> **ACTIVITY**
Set down each entry exactly as it stands, without altering a single character.

(Items from a data source)
+++
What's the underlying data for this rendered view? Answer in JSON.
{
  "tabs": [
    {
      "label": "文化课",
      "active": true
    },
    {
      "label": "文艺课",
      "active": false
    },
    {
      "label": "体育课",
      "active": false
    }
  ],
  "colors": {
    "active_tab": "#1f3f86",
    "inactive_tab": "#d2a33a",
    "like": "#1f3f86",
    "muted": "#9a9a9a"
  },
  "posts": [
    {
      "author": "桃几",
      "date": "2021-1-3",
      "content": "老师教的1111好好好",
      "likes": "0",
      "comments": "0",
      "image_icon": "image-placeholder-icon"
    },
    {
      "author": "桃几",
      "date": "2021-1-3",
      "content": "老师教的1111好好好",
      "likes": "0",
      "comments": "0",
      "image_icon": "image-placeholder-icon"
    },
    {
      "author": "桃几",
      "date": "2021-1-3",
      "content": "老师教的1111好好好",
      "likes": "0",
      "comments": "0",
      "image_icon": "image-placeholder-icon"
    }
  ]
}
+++
> **TASK SOLUTION**
What's the underlying data for this rendered view? Answer in JSON.
{
  "tabs": [
    {
      "label": "文化课",
      "active": true
    },
    {
      "label": "文艺课",
      "active": false
    },
    {
      "label": "体育课",
      "active": false
    }
  ],
  "colors": {
    "active_tab": "#1f3f86",
    "inactive_tab": "#d2a33a",
    "like": "#1f3f86",
    "muted": "#9a9a9a"
  },
  "posts": [
    {
      "author": "桃几",
      "date": "2021-1-3",
      "content": "老师教的1111好好好",
      "likes": "0",
      "comments": "0",
      "image_icon": "image-placeholder-icon"
    },
    {
      "author": "桃几",
      "date": "2021-1-3",
      "content": "老师教的1111好好好",
      "likes": "0",
      "comments": "0",
      "image_icon": "image-placeholder-icon"
    },
    {
      "author": "桃几",
      "date": "2021-1-3",
      "content": "老师教的1111好好好",
      "likes": "0",
      "comments": "0",
      "image_icon": "image-placeholder-icon"
    }
  ]
}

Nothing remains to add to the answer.